* Exercise brief: List each line of the data in which the string "value" appears.

Provided records START

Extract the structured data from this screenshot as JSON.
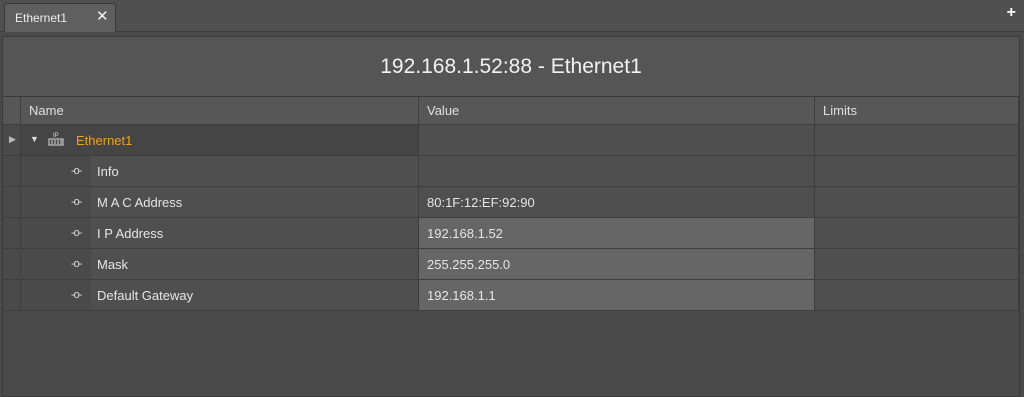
{
  "tab": {
    "label": "Ethernet1",
    "close": "✕",
    "add": "+"
  },
  "title": "192.168.1.52:88 - Ethernet1",
  "columns": {
    "name": "Name",
    "value": "Value",
    "limits": "Limits"
  },
  "root": {
    "name": "Ethernet1",
    "value": "",
    "limits": ""
  },
  "rows": [
    {
      "name": "Info",
      "value": "",
      "limits": ""
    },
    {
      "name": "M A C Address",
      "value": "80:1F:12:EF:92:90",
      "limits": ""
    },
    {
      "name": "I P Address",
      "value": "192.168.1.52",
      "limits": ""
    },
    {
      "name": "Mask",
      "value": "255.255.255.0",
      "limits": ""
    },
    {
      "name": "Default Gateway",
      "value": "192.168.1.1",
      "limits": ""
    }
  ],
  "colors": {
    "accent": "#f0a020",
    "background": "#4a4a4a"
  },
  "icons": {
    "node": "network-card-icon",
    "property": "connector-icon"
  }
}
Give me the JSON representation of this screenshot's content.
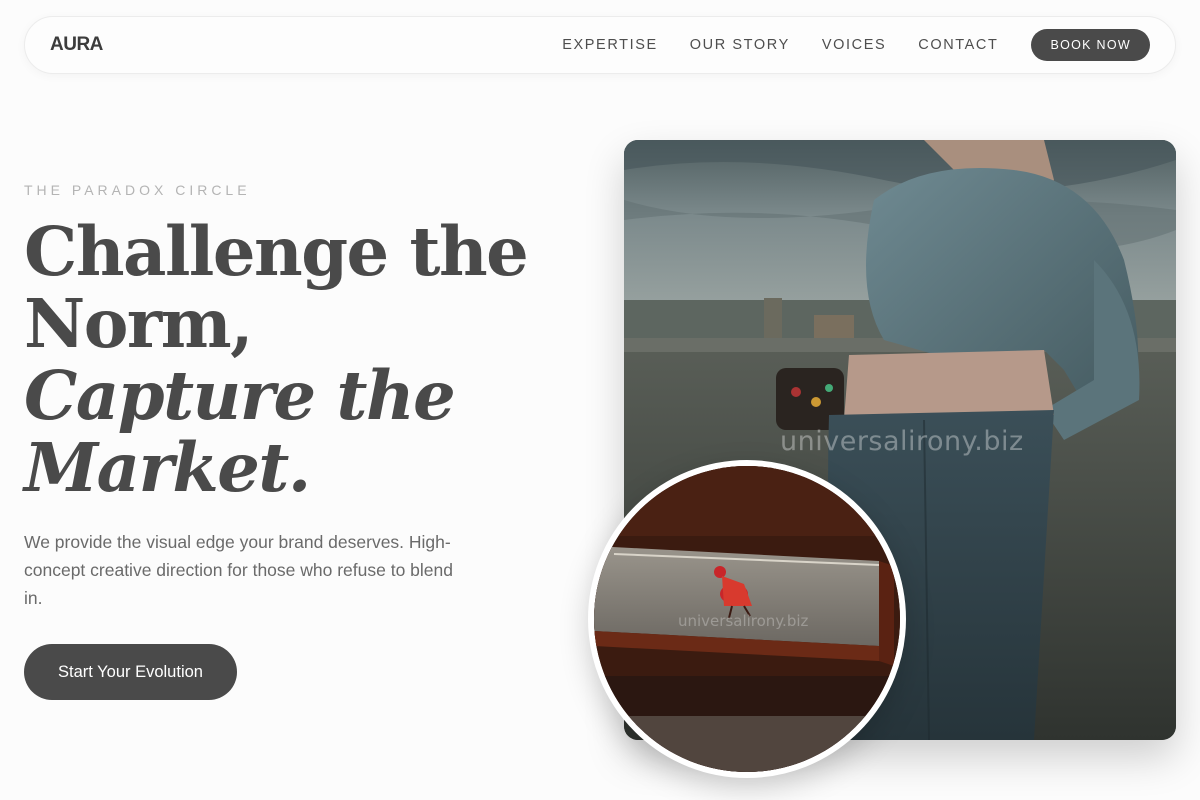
{
  "brand": {
    "logo": "AURA"
  },
  "nav": {
    "links": [
      "EXPERTISE",
      "OUR STORY",
      "VOICES",
      "CONTACT"
    ],
    "cta_label": "BOOK NOW"
  },
  "hero": {
    "eyebrow": "THE PARADOX CIRCLE",
    "headline": {
      "line1": "Challenge the",
      "line2": "Norm,",
      "line3": "Capture the",
      "line4": "Market."
    },
    "subcopy": "We provide the visual edge your brand deserves. High-concept creative direction for those who refuse to blend in.",
    "cta_label": "Start Your Evolution"
  },
  "images": {
    "main_watermark": "universalirony.biz",
    "circle_watermark": "universalirony.biz"
  },
  "colors": {
    "accent_dark": "#4a4a4a",
    "background": "#fcfcfc",
    "eyebrow": "#b4b4b4"
  }
}
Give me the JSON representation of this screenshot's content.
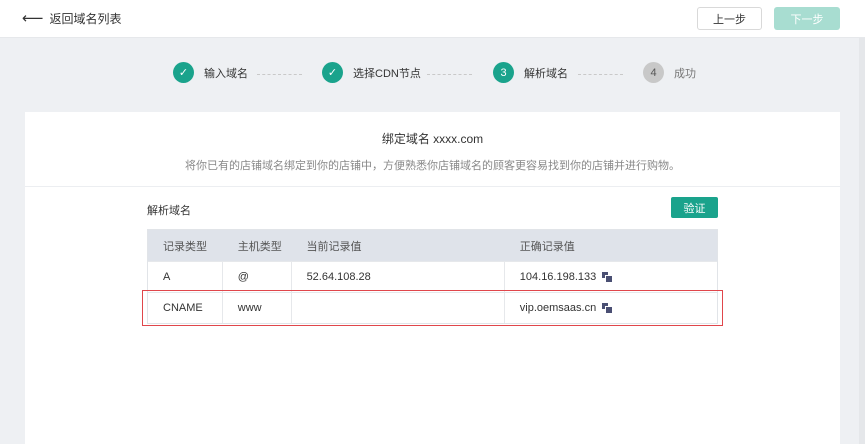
{
  "topbar": {
    "back_label": "返回域名列表",
    "prev_label": "上一步",
    "next_label": "下一步"
  },
  "steps": [
    {
      "num": "",
      "label": "输入域名",
      "state": "done"
    },
    {
      "num": "",
      "label": "选择CDN节点",
      "state": "done"
    },
    {
      "num": "3",
      "label": "解析域名",
      "state": "active"
    },
    {
      "num": "4",
      "label": "成功",
      "state": "todo"
    }
  ],
  "card": {
    "title": "绑定域名 xxxx.com",
    "subtitle": "将你已有的店铺域名绑定到你的店铺中，方便熟悉你店铺域名的顾客更容易找到你的店铺并进行购物。",
    "section_label": "解析域名",
    "verify_label": "验证"
  },
  "table": {
    "headers": [
      "记录类型",
      "主机类型",
      "当前记录值",
      "正确记录值"
    ],
    "rows": [
      [
        "A",
        "@",
        "52.64.108.28",
        "104.16.198.133"
      ],
      [
        "CNAME",
        "www",
        "",
        "vip.oemsaas.cn"
      ]
    ]
  },
  "colors": {
    "accent": "#1aa38c",
    "highlight": "#e0464b"
  }
}
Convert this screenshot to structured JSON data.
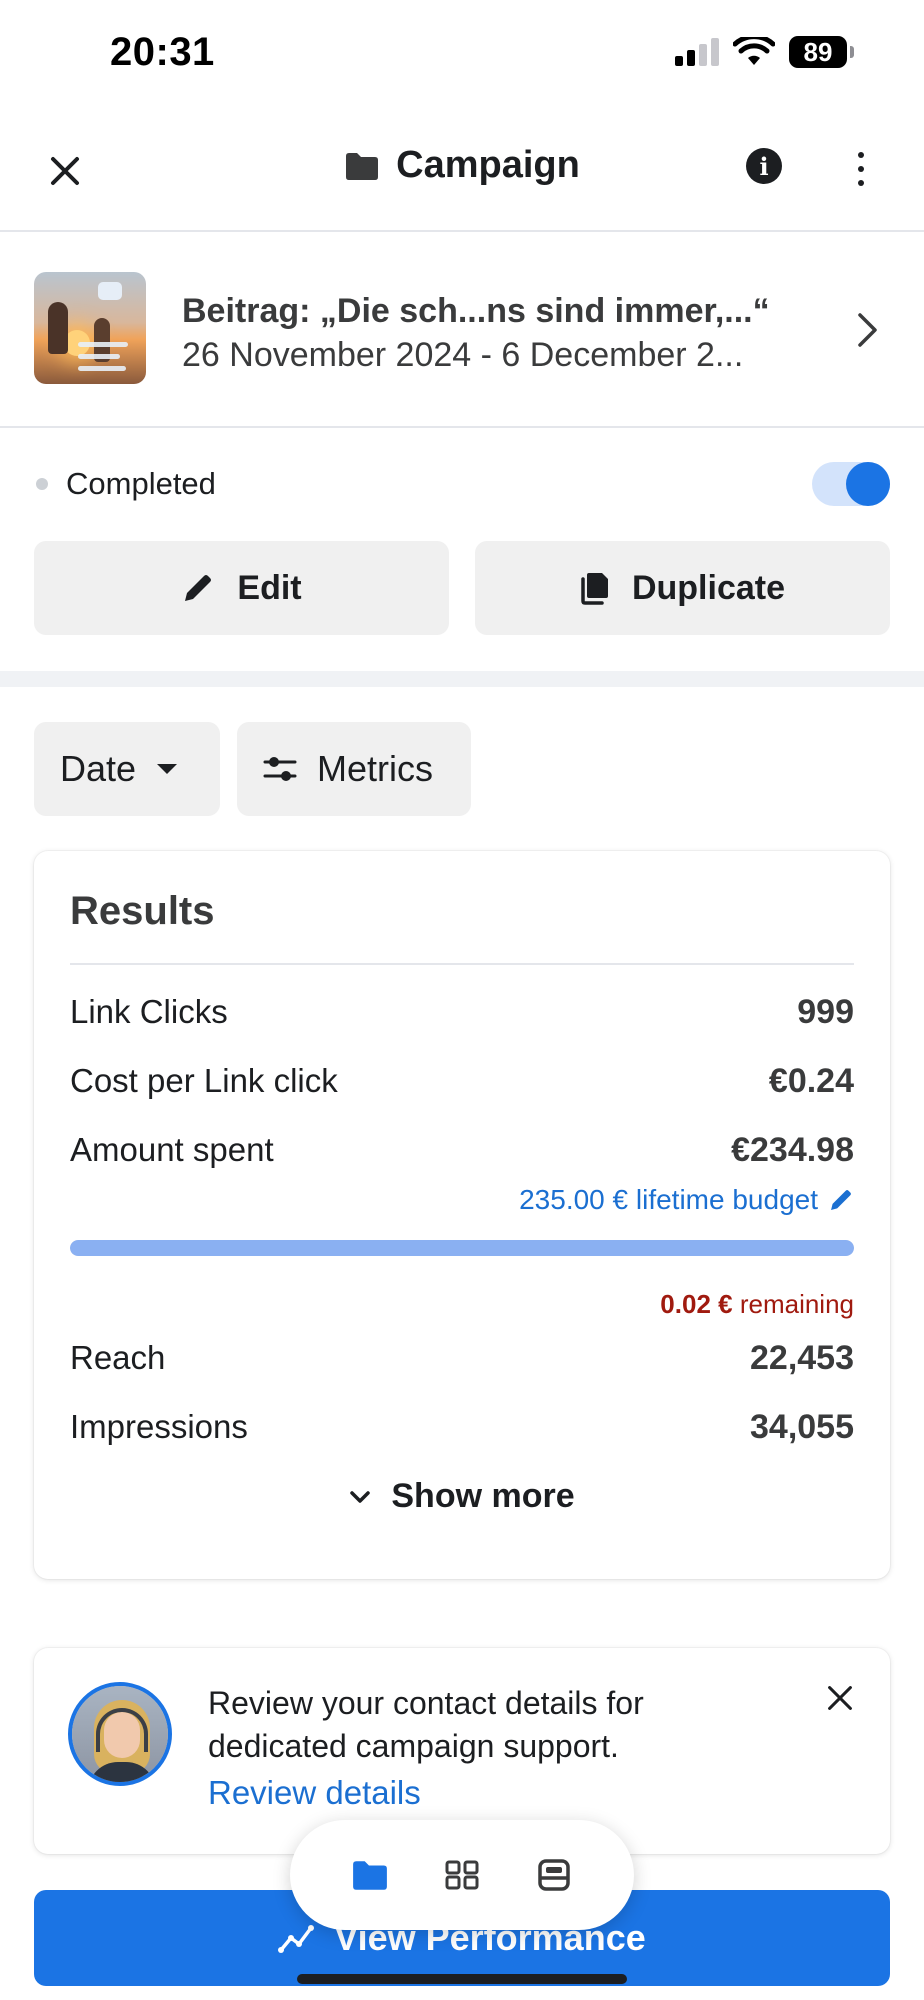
{
  "status_bar": {
    "time": "20:31",
    "battery": "89"
  },
  "header": {
    "title": "Campaign",
    "title_icon": "folder-icon",
    "close_icon": "close-icon",
    "info_icon": "info-icon",
    "more_icon": "more-vertical-icon"
  },
  "ad": {
    "title": "Beitrag: „Die sch...ns sind immer,...“",
    "dates": "26 November 2024 - 6 December 2...",
    "chevron_icon": "chevron-right-icon"
  },
  "status": {
    "label": "Completed",
    "toggle_on": true,
    "accent": "#1b74e4"
  },
  "actions": {
    "edit_label": "Edit",
    "edit_icon": "pencil-icon",
    "duplicate_label": "Duplicate",
    "duplicate_icon": "copy-icon"
  },
  "filters": {
    "date_label": "Date",
    "date_icon": "caret-down-icon",
    "metrics_label": "Metrics",
    "metrics_icon": "sliders-icon"
  },
  "results": {
    "title": "Results",
    "rows": [
      {
        "label": "Link Clicks",
        "value": "999"
      },
      {
        "label": "Cost per Link click",
        "value": "€0.24"
      },
      {
        "label": "Amount spent",
        "value": "€234.98"
      }
    ],
    "budget_text": "235.00 € lifetime budget",
    "budget_progress": 0.9999,
    "remaining_amount": "0.02 €",
    "remaining_label": "remaining",
    "rows_more": [
      {
        "label": "Reach",
        "value": "22,453"
      },
      {
        "label": "Impressions",
        "value": "34,055"
      }
    ],
    "show_more_label": "Show more"
  },
  "support": {
    "message": "Review your contact details for dedicated campaign support.",
    "link": "Review details"
  },
  "performance_button": {
    "label": "View Performance",
    "icon": "trend-line-icon"
  },
  "nav": {
    "items": [
      "folder-icon",
      "grid-icon",
      "inbox-icon"
    ]
  }
}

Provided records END

* Task response:
    "value": "Value",
    "value": "",
      "value": "",
      "value": "80:1F:12:EF:92:90",
      "value": "192.168.1.52",
      "value": "255.255.255.0",
      "value": "192.168.1.1",
        "value": "999"
        "value": "€0.24"
        "value": "€234.98"
        "value": "22,453"
        "value": "34,055"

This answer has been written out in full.